Perhaps that word sits void in your mind as you read it, not surprising in our present-day communication. Personal disagreements have gone from open conversations about unique differences to extreme social media rants around deep-seated fear concerning another’s choices and beliefs.

Diversity has replaced unity with grand celebrations and movements highlighting our differences instead of our commonalities. Although it’s amazing to recognize those effects that make us unique, it saddens me that we prefer the personal notoriety diversity promises over the covenant fulfillment in Christ that unity provides.
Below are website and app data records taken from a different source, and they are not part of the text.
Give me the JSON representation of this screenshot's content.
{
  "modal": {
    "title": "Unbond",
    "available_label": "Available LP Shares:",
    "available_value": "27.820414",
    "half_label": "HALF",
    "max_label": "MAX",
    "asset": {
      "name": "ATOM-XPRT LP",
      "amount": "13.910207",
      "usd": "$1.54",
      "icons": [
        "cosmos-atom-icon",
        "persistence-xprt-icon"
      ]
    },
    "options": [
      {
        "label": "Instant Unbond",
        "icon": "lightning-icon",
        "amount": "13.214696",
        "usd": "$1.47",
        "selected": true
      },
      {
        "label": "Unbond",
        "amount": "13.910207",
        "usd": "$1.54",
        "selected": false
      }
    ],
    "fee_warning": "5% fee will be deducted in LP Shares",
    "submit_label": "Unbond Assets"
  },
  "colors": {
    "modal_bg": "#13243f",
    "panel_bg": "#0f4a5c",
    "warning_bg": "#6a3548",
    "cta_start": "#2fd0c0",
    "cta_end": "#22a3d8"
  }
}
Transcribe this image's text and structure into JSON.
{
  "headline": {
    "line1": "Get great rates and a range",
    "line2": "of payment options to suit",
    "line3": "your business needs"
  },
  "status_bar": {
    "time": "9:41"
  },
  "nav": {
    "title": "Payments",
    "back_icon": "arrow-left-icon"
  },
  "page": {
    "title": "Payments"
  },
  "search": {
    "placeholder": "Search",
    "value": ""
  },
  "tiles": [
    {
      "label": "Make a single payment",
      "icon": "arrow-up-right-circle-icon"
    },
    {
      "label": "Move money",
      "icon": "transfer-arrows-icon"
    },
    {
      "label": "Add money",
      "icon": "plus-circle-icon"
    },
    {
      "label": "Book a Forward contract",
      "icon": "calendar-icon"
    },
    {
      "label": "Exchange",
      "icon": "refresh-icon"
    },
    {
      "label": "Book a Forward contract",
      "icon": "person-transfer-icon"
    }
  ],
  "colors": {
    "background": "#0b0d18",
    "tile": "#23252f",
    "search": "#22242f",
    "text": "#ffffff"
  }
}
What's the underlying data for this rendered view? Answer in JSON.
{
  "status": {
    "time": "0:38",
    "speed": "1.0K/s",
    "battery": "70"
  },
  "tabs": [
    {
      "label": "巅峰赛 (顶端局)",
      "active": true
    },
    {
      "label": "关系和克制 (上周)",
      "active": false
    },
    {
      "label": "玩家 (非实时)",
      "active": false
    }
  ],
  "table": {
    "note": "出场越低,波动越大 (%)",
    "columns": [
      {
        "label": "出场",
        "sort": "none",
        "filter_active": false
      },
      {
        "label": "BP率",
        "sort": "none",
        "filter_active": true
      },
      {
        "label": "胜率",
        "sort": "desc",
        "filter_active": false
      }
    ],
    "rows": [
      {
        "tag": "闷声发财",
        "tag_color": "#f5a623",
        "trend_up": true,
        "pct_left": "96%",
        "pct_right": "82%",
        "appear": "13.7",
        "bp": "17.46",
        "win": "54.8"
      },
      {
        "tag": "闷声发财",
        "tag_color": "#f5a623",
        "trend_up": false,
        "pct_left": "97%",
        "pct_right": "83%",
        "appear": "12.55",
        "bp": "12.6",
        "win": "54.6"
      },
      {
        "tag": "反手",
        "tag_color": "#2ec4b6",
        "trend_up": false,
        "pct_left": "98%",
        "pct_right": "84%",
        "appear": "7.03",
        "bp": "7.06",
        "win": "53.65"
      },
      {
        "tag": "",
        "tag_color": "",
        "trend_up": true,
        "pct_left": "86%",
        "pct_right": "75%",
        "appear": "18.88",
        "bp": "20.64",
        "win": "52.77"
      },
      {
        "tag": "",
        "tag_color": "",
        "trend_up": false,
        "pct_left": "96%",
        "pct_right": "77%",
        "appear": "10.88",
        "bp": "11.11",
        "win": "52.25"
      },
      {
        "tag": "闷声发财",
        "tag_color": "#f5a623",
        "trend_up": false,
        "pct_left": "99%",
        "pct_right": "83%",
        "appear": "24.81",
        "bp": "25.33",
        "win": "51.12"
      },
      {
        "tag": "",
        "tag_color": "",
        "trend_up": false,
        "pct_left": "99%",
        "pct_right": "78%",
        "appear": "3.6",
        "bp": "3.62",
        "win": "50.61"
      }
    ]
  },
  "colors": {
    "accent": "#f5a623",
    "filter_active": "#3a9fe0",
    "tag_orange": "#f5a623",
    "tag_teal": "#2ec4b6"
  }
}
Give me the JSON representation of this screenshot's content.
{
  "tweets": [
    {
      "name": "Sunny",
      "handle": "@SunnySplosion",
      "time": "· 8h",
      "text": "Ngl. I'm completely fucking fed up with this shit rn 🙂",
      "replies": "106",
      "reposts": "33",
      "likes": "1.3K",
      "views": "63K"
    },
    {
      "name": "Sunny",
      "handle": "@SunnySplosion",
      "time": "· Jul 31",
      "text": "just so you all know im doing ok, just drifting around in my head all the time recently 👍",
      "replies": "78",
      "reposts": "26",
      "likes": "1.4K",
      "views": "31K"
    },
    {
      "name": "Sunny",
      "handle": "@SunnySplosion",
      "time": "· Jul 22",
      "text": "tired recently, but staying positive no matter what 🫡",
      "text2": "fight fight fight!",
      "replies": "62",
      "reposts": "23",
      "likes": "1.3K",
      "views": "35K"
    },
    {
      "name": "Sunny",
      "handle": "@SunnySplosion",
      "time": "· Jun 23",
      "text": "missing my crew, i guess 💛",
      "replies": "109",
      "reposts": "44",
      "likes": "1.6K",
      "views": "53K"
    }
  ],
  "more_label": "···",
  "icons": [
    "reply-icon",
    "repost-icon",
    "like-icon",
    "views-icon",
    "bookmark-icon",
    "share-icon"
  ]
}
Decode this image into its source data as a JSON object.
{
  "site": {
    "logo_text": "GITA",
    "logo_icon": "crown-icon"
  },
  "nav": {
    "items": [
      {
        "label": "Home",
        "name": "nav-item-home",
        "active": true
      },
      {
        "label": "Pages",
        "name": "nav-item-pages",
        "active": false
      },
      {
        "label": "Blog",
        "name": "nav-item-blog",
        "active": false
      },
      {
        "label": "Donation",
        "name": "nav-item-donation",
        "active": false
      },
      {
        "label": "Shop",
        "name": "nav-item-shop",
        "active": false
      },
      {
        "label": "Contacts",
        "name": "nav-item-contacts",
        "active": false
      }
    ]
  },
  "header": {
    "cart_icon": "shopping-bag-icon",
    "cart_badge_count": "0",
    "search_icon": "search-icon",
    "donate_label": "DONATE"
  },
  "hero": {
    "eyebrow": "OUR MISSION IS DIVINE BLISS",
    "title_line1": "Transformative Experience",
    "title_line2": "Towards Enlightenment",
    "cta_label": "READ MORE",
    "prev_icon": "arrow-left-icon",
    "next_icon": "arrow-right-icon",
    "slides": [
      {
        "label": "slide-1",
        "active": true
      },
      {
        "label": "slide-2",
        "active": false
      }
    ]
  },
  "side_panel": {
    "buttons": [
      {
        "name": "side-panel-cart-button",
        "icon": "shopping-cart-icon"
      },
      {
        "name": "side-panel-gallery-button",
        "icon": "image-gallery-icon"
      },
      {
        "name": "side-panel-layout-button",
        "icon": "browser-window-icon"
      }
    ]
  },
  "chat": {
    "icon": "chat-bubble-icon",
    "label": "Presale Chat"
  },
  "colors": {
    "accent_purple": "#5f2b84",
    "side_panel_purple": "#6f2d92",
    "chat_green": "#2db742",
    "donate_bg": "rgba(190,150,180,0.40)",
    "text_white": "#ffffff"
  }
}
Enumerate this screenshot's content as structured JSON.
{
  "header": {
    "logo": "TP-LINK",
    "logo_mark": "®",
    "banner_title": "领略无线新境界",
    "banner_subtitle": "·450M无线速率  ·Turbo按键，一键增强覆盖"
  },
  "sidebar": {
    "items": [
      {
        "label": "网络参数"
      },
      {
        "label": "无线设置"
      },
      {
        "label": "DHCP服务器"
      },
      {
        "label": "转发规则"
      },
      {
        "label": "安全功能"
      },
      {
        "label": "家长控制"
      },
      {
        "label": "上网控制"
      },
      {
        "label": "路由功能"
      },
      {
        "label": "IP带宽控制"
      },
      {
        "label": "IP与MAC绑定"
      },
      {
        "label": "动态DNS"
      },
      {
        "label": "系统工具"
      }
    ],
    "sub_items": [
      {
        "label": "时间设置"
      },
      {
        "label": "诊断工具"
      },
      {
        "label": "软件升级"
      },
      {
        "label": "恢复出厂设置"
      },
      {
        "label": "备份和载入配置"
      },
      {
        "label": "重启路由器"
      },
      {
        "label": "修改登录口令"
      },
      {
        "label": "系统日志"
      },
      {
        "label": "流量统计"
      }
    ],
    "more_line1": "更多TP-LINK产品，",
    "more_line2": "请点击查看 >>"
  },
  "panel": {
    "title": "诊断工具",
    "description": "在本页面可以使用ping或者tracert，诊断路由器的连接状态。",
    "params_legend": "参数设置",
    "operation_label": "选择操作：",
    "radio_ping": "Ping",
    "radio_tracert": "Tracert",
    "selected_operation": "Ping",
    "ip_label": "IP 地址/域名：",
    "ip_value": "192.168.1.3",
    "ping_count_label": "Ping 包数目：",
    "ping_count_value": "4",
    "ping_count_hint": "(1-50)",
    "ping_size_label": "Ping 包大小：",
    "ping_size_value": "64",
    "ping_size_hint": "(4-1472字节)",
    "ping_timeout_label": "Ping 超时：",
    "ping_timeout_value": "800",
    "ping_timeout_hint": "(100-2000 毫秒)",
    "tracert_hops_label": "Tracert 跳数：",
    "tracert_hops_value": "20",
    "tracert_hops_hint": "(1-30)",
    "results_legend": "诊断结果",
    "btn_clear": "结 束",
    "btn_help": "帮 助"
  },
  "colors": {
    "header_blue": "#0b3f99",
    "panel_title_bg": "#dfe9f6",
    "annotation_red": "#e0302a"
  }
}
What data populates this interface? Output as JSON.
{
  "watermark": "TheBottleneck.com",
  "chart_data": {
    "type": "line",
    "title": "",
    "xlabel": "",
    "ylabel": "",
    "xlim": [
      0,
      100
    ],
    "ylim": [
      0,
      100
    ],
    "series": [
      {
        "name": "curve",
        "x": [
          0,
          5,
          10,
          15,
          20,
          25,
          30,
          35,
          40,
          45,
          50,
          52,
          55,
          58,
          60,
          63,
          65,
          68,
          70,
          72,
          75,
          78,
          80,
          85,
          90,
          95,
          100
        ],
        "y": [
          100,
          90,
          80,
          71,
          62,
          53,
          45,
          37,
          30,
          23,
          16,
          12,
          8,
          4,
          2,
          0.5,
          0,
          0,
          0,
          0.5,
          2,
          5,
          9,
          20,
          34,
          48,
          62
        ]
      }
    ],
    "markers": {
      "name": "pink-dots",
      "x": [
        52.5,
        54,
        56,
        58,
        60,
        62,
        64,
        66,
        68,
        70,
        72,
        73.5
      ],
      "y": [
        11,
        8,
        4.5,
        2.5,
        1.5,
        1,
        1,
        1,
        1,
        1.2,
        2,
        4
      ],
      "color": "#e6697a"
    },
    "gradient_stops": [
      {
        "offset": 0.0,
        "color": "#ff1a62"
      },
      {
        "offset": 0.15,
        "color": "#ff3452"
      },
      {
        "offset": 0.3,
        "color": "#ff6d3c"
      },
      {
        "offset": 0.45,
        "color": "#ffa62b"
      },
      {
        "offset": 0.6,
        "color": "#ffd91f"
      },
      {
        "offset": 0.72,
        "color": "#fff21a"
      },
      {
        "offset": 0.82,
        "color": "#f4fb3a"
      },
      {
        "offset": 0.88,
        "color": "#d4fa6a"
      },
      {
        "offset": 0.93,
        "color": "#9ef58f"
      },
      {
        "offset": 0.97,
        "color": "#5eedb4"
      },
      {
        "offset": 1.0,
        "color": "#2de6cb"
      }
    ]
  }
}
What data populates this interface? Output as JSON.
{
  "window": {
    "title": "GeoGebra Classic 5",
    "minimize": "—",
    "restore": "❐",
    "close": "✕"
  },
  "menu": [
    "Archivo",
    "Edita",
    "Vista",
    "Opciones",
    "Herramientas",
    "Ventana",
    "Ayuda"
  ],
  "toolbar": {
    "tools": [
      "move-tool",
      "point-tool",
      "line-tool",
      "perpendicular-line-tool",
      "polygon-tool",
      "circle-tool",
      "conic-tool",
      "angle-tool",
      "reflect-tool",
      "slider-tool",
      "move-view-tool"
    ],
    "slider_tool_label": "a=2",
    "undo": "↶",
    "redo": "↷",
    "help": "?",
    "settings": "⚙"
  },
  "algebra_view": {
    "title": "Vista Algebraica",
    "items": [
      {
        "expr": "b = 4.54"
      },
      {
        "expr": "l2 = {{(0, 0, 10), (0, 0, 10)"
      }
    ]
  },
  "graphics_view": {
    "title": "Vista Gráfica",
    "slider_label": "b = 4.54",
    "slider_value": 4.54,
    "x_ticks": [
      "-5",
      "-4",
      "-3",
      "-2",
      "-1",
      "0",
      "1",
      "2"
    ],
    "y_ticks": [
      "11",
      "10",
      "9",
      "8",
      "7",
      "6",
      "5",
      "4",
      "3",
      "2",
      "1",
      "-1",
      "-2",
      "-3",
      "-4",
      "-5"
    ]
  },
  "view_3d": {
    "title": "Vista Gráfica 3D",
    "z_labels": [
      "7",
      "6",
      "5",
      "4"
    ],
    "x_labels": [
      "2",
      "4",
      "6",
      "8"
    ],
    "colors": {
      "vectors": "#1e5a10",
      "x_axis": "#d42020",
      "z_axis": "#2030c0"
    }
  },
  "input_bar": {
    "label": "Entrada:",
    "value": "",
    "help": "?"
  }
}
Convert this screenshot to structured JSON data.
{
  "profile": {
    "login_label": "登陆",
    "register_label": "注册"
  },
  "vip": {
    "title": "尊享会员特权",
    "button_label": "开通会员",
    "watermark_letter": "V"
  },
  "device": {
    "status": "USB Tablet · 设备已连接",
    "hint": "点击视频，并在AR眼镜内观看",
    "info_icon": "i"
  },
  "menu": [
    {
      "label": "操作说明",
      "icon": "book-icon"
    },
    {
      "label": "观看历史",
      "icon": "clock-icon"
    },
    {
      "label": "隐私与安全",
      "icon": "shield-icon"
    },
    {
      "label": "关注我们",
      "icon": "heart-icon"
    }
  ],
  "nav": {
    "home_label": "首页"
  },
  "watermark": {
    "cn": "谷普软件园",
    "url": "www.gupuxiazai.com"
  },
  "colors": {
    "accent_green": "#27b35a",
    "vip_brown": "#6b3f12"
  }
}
In the 17th chapter of John, we find Jesus praying for generations of believers (the Church) before His betrayal and crucifixion. He’s asking the Father to keep those who believe, guarding and sanctifying them in truth. He then eludes to the mystery of His triune nature, pleading for the same unity between Father, Son and Holy Spirit to be among those who believe. “I in them and you in me, that they may become perfectly one, so that the world may know that you sent me and loved them even as you loved me.” (John 17:23, ESV). He desires those who follow Him to live in unity. And this unity is not uniformity, some perceived mandate that all Christians should think alike or perform identical ministries. Instead it gives common purpose and provides a platform for interdependence within the body of Christ.

One of the most satisfying components in my role as director of ministry and outreach for Volunteers of America is forming interdenominational relationships. Seeing pastors and congregation members come together to pray and serve those in need in communities across Wyoming, Montana and western South Dakota adds strength to my faith daily.

As Tolkien’s armies of Gondor and Rohan found, nothing tends to bring a group of diverse people together in unity like serving in battle. Whether that battles against homelessness, addiction or physical and emotional violence, when believers serve alongside each other with a common purpose, the spirit of unity allows for greater vision and strength in the most difficult of times.

Beyond diversity and compassion, kindness, humility and even forgiveness, God’s word reminds us, “…above all these put on love, which binds everything together in perfect harmony.” (Col. 3:14, ESV). When we serve others together in love, the world witnesses how diverse voices come together in unity to create a magnificent symphony glorifying our Lord and Savior.

 

Nick Angeloff is the director of ministry and outreach for Volunteers of America Northern Rockies.